Mad Men and Medusas by Juliet Mitchell Allen Lane, pounds 20, 346pp Mental illnesses, it would seem, breed like rabbits. The standard diagnostic manual lists about 180 in 1968, but today this figure is over 350. Have we got better at recognising discrete maladies, or can we no longer see the wood for the trees? And is it a coincidence that new illnesses so often start to exist at the same time as the drugs supposed to act on them?
Parallel to this proliferation of maladies is a series of casualties: many of the older, robust categories have vanished from psychiatry and, increasingly, from Anglo-American psychoanalysis. Juliet Mitchell's new book is about one of them, the hysteria that was once the darling of Freud and the first generation of analysts and that is now, in some circles, a mere historical curiosity.
How could such a spectacular ailment take its farewell? Where are the inexplicable paralyses, fits and swellings that helped to give hysteria its reputation as both theatre and a thorn in the side of medicine? Although it has just about disappeared from English- language psychiatric and psychoanalytic literature, most commentators agree that hysteria has in fact taken new forms, ranging from ME to, arguably, Gulf War Syndrome. Mad Men and Medusas continues this line of thought, arguing for the presence of hysteria all around us in modern civilisation.

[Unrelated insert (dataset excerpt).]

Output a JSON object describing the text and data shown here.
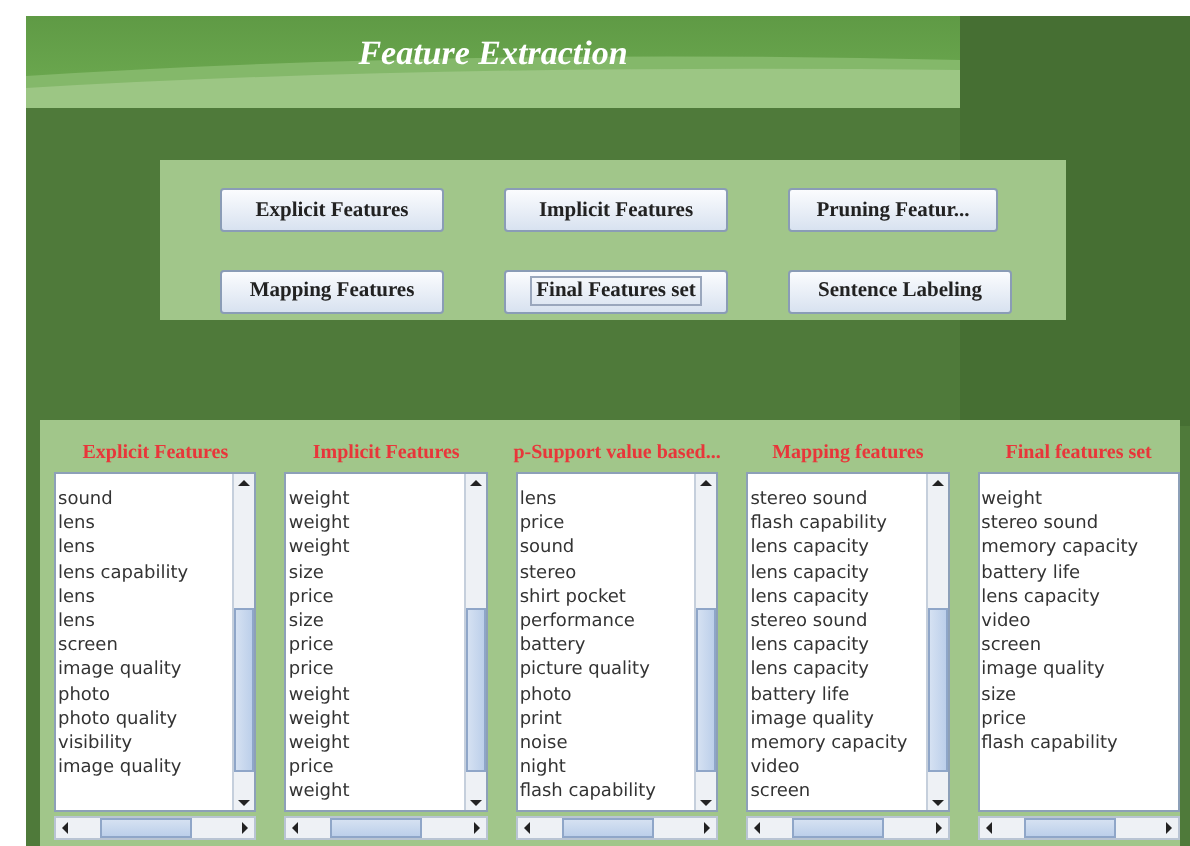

So why did hysteria disappear from the textbooks? Mitchell thinks that the main problem came with the First World War. As clinicians realised that traumatised soldiers were exhibiting symptoms of hysteria, they shied away from the diagnosis. Since hysteria was seen as feminine, the only way to avoid the unpleasant notion that men were - or could become - feminised was to exclude it and introduce new labels such as "shell shock". If hysteria could be marginalised, then traumatised soldiers wouldn't have to be labelled hysteric.
As Mitchell argues, female hysteria followed male hysteria into oblivion. What had been labelled as "hysteria" became "femininity". Meanwhile, interest in what should have been recognised as male hysteria passed into the development of object-relations theory, with its stress on infantile helplessness.
For Mitchell, putting hysteria back on the map involves both a recognition of this secret history and a deeper understanding of what the dynamics of hysteria are all about. Just as male hysteria, in her view, was repressed by psychoanalysis, so too was the importance of sibling relations. We tend to see everything in terms of the parent-child model, without giving enough importance to the tragic moments when we are displaced by a sibling, or someone in the position of a sibling.
A glance at the index of the Standard Edition of Freud's works might offer support to this claim: we can find an entry for "Siberia" but none for "Sibling". English-language psychoanalytic literature until the early 1980s contained barely a single case where the transference relation with the analyst was conceived primarily in terms of a sibling relationship.
To compensate, Mitchell gives a central place to siblings in her theory of hysteria. The key trigger for her is the realisation that one is not unique. When a sibling displaces us, there is a desperate demand to be everything for the mother - not simply in the sense of being the baby one once was, but also in a new and more complicated way. Since, in Mitchell's chronology, one will by now have had one's first experiences of sexual play, our demands to the mother will be inflected with sexuality.
The child may retreat to a fantasy of being at one with mother, in the form of being her, giving birth like her, and being her baby. If something stands in the way of this fantasy, the …